# Alternating series where the limit goes to zero BUT it diverges?

1. Aug 5, 2010

### nlsherrill

1. The problem statement, all variables and given/known data

My prof gave us an extra credit opportunity for a few extra points on the final exam(tomorrow).

He told us to go find an example of an alternating series that is decreasing, its limit->0, and it diverges. So far I haven't seen any examples, plus I have sat around some tonight instead of studying for the final trying to figure this one out.

2. Relevant equations

Alternating series test. But I am bad at Latex so Ill spare everyone.

3. The attempt at a solution

I'm not sure if im right on this one, but how about an alternating p-series with p=1? If you take the limit of 1/n as n->infinity the series goes to zero. Its also decreasing AND according to the p-series test, if p<=1 then it diverges. Is this a good answer or..?

We have actually used this on before in class...so he may be looking for a more original alternating series.

By the way, I have to actually make up my own problem and solve it, but that will be the easy part.

2. Aug 5, 2010

### Char. Limit

But the p-series applies to functions of the sort...

$$\sum_{n=1}^\infty \frac{1}{n^p}$$

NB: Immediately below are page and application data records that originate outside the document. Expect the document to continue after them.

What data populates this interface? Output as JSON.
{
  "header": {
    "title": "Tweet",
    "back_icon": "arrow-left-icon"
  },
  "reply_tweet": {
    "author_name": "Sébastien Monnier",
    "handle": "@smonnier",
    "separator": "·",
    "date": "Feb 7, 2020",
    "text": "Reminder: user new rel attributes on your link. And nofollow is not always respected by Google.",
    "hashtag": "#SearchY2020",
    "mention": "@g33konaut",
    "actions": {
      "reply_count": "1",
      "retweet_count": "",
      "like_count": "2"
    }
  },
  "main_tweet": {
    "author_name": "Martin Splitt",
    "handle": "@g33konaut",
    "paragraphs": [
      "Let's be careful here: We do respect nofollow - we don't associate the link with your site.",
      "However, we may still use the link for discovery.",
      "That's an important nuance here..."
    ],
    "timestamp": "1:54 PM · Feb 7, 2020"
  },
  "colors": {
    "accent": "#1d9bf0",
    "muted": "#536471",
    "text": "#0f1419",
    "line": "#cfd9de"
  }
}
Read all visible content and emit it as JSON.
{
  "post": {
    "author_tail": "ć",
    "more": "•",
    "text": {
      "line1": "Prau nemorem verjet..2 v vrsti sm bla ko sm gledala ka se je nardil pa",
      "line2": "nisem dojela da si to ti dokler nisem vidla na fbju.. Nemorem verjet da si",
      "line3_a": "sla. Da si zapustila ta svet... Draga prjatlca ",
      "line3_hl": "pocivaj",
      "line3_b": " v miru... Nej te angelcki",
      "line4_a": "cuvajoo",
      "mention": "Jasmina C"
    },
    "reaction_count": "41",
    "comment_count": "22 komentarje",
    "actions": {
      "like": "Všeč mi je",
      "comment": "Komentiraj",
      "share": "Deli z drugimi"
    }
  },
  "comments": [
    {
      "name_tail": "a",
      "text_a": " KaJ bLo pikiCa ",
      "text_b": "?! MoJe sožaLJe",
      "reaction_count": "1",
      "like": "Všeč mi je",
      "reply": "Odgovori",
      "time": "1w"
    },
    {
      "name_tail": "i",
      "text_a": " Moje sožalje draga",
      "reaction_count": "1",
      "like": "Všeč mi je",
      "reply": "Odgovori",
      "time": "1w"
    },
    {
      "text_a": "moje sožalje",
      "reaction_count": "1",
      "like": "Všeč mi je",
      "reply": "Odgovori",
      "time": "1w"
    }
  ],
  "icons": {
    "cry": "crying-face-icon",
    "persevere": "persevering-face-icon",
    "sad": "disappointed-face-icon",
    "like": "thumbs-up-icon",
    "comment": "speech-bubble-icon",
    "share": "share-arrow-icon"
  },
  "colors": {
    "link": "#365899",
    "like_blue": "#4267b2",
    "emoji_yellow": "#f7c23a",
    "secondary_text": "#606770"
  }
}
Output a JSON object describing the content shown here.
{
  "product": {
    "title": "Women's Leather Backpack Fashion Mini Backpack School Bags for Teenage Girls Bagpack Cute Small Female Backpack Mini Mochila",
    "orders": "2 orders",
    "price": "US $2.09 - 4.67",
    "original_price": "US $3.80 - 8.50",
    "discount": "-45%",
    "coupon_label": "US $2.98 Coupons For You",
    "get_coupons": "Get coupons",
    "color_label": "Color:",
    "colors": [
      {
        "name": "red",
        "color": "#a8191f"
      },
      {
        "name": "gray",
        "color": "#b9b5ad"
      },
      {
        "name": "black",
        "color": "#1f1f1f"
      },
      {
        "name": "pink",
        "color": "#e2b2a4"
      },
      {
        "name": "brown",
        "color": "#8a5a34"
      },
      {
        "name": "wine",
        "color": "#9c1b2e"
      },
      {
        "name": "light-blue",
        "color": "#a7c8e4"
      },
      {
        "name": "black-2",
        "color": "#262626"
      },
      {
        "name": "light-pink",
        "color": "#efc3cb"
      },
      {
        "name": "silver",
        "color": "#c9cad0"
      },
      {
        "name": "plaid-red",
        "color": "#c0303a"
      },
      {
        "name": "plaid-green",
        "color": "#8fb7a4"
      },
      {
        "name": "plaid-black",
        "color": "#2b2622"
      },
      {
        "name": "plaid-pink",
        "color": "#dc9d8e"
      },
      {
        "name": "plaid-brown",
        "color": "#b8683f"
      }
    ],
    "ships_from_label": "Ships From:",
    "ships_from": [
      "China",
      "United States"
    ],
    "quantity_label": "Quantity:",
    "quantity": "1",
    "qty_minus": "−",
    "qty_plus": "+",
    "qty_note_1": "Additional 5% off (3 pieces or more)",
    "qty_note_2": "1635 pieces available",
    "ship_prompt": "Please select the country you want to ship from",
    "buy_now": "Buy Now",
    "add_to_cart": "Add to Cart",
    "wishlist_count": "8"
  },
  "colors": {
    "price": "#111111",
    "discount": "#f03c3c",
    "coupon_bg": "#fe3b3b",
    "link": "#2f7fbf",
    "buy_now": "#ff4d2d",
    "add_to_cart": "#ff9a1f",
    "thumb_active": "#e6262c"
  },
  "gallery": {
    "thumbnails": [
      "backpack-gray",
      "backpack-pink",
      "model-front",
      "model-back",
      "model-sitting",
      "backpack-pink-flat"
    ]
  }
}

Which is non-alternating. Also, the alternating harmonic series you describe...

$$\sum_{n=1}^\infty \frac{\left(-1\right)^{n-1}}{n}$$

Does converge, as do all alternating series that are absolutely decreasing.

3. Aug 5, 2010

### nlsherrill

so...no such series exist? I must have misheard my professor/

4. Aug 5, 2010

### Char. Limit

Or he could be cruel. I'm pretty sure no such series exists however. If one did, the alternating series test would be invalid.

5. Aug 5, 2010

### gomunkul51

A Leibniz Series is:

1. alternating i.e. (-1)^n.
2. lim |a| -> 0
3. decreasing.

any series that has this 3 conditions, converges conditionally :)

6. Aug 6, 2010

### HallsofIvy

Staff Emeritus
A man after my own heart!

7. Aug 6, 2010

### Bohrok

I think the trick is to find one that's decreasing to 0, but not monotonically decreasing:

1 - 0 + 1/2 - 0 + 1/3 - 0 + ···

1/1 - 1/12 + 1/2 - 1/22 + 1/3 - 1/32 + ···

8. Aug 6, 2010

### Char. Limit

Maybe you could use the bernoulli numbers. Every other n, B_n is zero, so if you co-ordinated that with the (-1)^n just right...